## DIRECTIONS
Could you please count how many lines in the data below hold the string "screenshot"? Reply with only the number.

※

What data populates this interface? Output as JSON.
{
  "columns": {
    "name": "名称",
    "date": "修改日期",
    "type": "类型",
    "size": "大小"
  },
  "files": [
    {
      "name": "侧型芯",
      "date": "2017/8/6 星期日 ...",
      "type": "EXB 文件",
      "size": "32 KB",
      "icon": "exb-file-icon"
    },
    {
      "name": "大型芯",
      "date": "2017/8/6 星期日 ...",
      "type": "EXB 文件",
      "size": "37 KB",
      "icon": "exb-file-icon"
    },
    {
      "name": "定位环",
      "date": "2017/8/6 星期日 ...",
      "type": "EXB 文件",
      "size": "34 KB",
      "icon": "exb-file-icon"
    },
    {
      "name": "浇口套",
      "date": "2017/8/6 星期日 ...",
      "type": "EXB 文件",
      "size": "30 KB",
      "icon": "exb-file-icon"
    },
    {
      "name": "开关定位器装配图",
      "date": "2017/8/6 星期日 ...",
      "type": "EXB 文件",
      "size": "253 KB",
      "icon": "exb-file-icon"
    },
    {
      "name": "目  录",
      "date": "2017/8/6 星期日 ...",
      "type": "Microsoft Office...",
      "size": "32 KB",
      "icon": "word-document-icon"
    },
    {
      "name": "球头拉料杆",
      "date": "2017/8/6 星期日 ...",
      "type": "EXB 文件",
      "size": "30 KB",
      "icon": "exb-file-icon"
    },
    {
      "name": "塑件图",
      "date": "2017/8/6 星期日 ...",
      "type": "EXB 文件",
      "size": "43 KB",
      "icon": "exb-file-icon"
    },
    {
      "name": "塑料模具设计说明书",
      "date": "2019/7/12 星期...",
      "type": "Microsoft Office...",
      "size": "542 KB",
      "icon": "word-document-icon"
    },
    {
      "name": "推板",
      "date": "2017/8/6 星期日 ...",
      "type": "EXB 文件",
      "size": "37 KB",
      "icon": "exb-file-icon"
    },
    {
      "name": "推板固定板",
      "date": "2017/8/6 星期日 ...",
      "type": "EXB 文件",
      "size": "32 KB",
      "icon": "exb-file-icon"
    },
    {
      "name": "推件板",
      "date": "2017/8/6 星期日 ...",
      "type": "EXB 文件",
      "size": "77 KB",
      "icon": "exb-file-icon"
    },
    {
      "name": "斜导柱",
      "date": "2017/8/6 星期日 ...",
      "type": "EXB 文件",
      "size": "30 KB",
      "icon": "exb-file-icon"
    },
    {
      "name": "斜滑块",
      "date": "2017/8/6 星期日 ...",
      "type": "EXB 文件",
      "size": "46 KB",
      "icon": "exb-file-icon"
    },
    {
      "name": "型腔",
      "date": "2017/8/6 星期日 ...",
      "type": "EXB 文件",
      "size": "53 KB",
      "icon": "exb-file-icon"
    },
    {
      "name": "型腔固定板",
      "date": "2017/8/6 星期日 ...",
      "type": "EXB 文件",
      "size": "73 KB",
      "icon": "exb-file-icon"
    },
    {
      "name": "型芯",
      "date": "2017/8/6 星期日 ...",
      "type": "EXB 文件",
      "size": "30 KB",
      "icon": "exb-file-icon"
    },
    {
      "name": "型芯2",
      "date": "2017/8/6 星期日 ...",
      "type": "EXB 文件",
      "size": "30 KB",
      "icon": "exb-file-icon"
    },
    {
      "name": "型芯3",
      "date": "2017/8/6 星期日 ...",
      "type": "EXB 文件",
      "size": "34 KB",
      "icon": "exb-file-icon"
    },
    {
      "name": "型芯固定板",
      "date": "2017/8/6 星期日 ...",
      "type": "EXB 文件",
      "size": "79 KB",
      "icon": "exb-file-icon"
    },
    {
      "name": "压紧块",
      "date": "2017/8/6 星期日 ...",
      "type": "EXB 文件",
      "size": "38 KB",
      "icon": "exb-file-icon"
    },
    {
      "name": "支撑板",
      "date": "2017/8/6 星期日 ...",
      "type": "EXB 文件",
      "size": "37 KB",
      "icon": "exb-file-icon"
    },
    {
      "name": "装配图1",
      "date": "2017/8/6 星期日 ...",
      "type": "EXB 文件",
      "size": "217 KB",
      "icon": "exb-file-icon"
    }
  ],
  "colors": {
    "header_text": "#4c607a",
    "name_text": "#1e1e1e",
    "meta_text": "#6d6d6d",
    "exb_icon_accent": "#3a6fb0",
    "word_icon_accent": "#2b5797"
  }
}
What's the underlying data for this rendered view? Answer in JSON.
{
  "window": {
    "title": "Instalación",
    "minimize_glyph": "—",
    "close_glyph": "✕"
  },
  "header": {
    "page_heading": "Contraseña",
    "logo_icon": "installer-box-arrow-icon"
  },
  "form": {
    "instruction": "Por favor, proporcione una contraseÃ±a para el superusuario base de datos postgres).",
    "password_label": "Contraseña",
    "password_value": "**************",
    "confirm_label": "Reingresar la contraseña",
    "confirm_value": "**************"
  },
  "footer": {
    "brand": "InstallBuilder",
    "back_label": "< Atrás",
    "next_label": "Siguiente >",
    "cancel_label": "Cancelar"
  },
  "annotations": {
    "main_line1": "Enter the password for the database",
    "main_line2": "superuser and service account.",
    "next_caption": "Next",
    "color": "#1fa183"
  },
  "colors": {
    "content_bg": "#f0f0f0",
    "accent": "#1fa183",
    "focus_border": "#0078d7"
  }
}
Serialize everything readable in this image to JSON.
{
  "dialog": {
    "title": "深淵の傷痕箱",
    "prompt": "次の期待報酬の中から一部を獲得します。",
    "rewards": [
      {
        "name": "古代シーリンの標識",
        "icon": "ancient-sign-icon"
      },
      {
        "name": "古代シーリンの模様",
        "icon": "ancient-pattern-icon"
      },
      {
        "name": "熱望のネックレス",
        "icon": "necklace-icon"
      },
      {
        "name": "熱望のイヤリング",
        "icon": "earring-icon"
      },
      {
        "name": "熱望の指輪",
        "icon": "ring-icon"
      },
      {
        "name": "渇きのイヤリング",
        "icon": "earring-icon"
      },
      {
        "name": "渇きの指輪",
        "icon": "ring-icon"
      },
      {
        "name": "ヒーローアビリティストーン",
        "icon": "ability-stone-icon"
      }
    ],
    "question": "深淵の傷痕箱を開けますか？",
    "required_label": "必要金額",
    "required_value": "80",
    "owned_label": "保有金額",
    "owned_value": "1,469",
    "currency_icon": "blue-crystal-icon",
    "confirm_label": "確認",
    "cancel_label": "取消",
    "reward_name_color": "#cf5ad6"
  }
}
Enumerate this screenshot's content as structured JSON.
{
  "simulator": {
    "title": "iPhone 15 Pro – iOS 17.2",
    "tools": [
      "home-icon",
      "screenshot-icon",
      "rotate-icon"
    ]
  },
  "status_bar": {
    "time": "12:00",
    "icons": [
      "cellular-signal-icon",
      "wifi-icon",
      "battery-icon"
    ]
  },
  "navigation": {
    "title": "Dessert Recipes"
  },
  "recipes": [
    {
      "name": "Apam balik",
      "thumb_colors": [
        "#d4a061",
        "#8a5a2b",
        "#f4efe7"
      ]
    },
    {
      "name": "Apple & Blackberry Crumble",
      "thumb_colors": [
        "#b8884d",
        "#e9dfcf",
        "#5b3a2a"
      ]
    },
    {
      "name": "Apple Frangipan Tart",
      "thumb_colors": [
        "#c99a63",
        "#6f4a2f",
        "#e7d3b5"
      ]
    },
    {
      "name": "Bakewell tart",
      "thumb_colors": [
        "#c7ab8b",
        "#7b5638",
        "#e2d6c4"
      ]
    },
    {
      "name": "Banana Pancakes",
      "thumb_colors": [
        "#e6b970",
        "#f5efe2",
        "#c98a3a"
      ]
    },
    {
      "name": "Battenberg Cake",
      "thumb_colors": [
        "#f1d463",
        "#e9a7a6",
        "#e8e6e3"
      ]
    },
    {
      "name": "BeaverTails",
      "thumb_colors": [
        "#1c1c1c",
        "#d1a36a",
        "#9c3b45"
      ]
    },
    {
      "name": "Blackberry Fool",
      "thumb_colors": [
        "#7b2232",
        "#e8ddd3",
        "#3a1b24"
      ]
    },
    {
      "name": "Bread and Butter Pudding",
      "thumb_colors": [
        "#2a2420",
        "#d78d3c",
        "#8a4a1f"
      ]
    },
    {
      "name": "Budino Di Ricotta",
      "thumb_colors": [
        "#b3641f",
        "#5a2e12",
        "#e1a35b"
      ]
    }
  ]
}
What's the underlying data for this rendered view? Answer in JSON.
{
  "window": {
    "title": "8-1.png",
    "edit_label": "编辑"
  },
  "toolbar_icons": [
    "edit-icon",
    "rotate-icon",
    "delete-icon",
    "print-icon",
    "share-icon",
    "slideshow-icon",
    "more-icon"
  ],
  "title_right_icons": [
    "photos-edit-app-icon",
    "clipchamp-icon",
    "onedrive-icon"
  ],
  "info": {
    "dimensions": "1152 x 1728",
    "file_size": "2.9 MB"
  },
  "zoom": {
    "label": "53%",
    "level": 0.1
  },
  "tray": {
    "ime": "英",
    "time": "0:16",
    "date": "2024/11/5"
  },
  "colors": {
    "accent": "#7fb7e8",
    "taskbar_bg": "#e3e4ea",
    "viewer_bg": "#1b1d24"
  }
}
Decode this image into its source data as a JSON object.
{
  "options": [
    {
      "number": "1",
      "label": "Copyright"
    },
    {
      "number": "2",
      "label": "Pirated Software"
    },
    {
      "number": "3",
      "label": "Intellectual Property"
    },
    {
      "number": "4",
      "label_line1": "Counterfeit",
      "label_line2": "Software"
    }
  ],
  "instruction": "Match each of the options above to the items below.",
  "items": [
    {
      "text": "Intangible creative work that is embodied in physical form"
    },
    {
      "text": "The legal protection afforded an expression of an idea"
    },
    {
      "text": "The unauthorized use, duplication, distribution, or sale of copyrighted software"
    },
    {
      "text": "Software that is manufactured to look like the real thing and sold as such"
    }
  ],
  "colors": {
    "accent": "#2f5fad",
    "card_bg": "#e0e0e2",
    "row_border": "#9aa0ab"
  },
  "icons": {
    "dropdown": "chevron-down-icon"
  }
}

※

## RESULT FOR THIS TASK
2